_What you will do_: Show, from the records below, all lines that contain the word "JSON".

___ Provided records

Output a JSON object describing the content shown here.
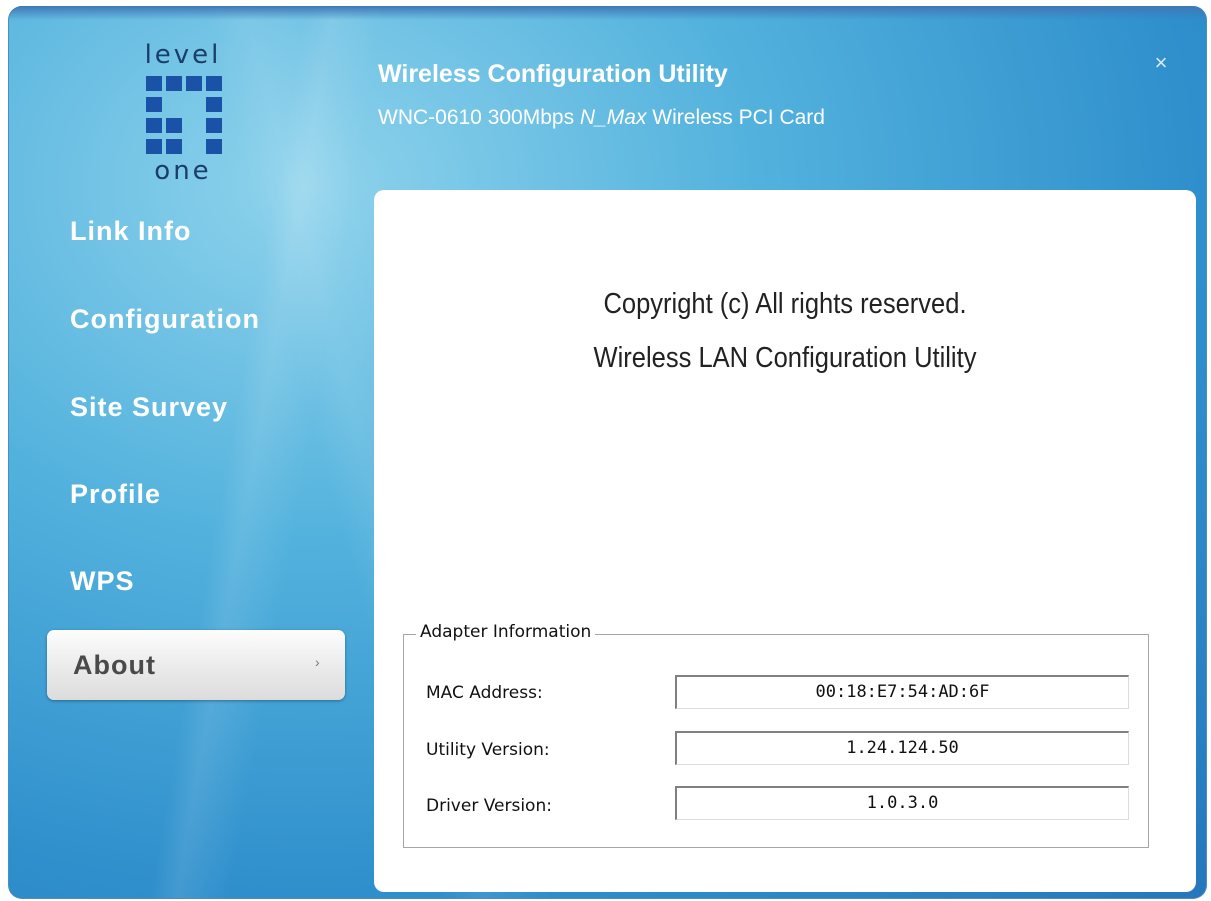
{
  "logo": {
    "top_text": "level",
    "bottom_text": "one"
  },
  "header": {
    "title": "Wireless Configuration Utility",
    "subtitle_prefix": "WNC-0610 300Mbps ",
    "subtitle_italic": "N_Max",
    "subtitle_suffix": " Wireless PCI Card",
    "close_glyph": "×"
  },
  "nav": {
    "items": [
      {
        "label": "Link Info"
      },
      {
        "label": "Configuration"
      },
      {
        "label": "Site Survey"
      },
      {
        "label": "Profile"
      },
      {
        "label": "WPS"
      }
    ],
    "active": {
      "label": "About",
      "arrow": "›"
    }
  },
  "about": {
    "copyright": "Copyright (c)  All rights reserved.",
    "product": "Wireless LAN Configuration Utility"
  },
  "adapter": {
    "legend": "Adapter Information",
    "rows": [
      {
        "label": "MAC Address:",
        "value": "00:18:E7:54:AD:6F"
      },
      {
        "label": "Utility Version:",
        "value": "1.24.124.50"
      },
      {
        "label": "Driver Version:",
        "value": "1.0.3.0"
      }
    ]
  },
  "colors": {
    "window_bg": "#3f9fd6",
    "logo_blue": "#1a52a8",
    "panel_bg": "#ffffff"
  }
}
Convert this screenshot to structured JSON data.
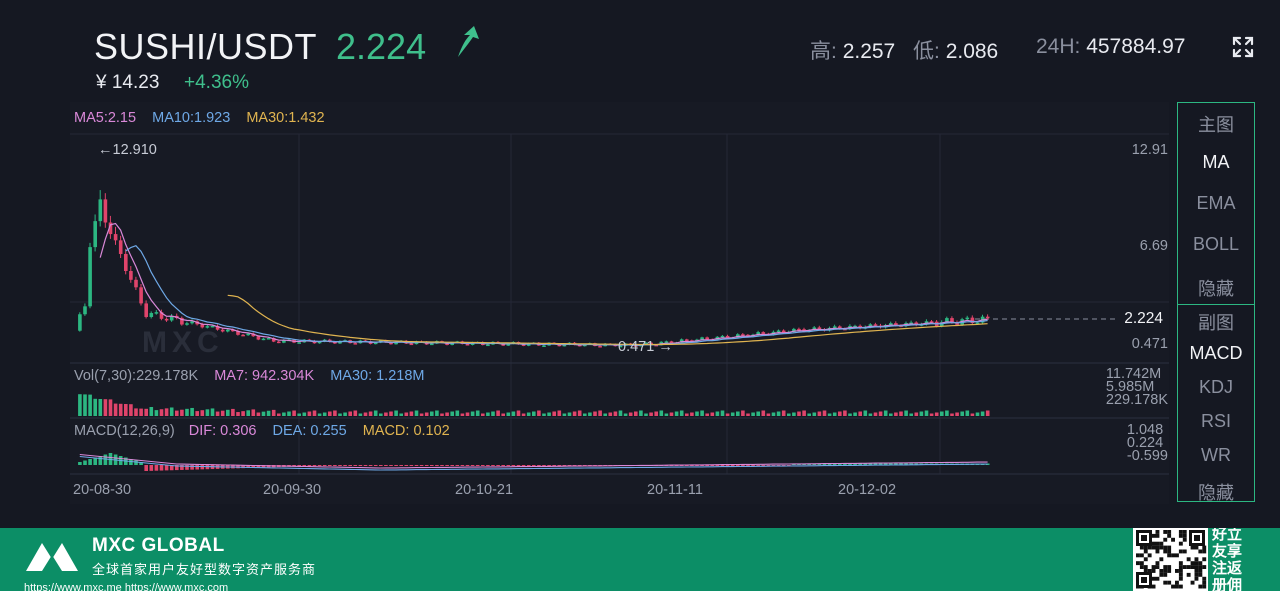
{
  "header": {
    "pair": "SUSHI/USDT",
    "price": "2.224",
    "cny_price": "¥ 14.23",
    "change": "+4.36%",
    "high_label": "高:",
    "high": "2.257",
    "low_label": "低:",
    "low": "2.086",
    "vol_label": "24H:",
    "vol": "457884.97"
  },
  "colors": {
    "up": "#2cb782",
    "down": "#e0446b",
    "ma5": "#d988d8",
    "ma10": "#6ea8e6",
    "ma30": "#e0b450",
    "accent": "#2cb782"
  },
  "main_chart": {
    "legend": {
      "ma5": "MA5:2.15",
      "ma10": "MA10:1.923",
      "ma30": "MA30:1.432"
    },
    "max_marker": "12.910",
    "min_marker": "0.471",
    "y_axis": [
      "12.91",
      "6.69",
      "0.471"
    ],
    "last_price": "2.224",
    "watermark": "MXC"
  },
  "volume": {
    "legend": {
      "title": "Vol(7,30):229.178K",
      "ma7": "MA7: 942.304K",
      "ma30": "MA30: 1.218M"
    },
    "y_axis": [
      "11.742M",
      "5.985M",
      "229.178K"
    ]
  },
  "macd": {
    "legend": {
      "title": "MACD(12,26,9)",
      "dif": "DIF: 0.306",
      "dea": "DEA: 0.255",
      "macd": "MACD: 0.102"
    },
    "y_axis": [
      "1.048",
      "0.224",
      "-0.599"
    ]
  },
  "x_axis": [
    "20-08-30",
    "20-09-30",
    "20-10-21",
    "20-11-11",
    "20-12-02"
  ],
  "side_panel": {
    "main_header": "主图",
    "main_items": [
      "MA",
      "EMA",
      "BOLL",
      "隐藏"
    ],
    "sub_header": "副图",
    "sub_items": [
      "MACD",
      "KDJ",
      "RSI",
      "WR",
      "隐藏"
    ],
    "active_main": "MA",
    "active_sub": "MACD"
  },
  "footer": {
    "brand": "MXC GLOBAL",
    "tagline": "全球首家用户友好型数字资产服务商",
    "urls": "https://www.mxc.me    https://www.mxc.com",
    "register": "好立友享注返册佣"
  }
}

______

_Response to this exercise_:
Output a JSON object describing the content shown here.
Convert this screenshot to structured JSON data.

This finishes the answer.